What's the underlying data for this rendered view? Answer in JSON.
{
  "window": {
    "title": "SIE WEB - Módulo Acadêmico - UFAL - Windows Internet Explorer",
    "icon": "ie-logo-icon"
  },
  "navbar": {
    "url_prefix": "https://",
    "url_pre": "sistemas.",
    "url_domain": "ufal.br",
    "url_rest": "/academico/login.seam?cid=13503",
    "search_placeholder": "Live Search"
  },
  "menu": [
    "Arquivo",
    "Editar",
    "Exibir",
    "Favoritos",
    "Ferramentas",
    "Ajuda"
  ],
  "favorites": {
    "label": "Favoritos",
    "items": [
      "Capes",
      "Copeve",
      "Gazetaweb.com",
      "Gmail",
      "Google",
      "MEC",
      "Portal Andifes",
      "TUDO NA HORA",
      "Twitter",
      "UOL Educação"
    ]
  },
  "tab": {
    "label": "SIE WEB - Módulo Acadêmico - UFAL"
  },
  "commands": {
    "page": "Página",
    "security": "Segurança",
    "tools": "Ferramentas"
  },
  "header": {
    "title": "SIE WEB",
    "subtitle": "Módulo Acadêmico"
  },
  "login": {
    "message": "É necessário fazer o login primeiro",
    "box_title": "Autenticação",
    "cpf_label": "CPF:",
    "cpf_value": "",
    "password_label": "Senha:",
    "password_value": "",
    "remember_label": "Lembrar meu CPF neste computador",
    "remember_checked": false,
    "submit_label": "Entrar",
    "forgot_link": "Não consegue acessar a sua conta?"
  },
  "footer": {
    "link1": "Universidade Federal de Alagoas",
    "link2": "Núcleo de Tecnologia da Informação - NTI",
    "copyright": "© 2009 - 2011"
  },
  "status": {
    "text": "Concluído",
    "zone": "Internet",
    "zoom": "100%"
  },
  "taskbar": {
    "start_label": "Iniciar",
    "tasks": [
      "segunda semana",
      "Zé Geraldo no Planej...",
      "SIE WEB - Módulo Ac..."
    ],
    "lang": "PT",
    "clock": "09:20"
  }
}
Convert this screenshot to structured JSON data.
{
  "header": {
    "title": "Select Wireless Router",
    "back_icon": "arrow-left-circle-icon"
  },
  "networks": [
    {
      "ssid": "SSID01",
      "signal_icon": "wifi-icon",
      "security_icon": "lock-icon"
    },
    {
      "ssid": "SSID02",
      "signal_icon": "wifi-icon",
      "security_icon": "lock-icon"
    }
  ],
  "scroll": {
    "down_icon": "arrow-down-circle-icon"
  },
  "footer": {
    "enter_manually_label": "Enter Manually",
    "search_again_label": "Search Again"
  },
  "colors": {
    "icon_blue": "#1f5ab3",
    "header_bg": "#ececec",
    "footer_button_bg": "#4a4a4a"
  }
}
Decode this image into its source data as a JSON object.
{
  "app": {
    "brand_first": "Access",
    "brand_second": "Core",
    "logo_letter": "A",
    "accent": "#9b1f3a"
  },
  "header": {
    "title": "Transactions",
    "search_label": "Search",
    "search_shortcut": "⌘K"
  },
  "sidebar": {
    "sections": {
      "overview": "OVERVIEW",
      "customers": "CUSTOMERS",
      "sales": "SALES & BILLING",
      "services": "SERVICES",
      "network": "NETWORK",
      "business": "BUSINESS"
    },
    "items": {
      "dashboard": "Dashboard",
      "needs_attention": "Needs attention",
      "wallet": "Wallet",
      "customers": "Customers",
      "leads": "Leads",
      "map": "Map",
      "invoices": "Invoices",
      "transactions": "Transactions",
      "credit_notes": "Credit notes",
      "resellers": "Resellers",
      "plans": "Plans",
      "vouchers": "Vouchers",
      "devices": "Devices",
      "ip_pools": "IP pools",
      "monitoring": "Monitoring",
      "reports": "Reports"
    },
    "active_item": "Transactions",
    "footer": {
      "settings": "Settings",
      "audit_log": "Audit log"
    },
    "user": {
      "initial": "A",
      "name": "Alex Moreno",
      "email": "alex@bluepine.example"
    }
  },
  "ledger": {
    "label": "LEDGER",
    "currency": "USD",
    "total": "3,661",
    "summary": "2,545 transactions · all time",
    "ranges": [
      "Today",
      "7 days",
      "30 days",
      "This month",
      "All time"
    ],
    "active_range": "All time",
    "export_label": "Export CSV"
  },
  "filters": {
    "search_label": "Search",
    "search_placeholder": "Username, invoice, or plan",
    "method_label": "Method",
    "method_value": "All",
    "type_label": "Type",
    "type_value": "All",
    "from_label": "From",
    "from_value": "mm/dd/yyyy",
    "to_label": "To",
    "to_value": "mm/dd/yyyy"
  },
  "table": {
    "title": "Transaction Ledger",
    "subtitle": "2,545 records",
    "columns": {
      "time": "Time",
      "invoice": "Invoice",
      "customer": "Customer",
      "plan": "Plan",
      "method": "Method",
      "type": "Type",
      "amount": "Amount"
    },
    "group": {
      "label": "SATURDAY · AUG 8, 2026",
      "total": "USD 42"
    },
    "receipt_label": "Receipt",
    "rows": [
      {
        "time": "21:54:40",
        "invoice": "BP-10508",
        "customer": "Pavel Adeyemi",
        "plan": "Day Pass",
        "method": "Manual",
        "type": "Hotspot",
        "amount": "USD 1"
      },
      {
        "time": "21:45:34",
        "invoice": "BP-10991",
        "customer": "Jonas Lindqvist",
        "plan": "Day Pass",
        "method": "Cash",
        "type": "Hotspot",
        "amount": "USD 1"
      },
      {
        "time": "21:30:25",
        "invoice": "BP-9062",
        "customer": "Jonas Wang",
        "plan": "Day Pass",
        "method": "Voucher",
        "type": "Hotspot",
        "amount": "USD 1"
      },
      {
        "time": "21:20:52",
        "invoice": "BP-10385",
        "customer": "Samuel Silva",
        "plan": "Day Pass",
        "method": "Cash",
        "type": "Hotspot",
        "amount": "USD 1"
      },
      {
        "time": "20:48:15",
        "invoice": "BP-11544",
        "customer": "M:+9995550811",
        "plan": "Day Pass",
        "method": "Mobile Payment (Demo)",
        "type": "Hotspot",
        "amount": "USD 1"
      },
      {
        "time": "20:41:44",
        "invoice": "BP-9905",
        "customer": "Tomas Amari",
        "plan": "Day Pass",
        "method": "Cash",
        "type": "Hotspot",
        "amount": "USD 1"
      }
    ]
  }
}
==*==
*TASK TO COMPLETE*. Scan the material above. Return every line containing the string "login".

*ANSWER SPACE*.
    "url_rest": "/academico/login.seam?cid=13503",
  "login": {
    "message": "É necessário fazer o login primeiro",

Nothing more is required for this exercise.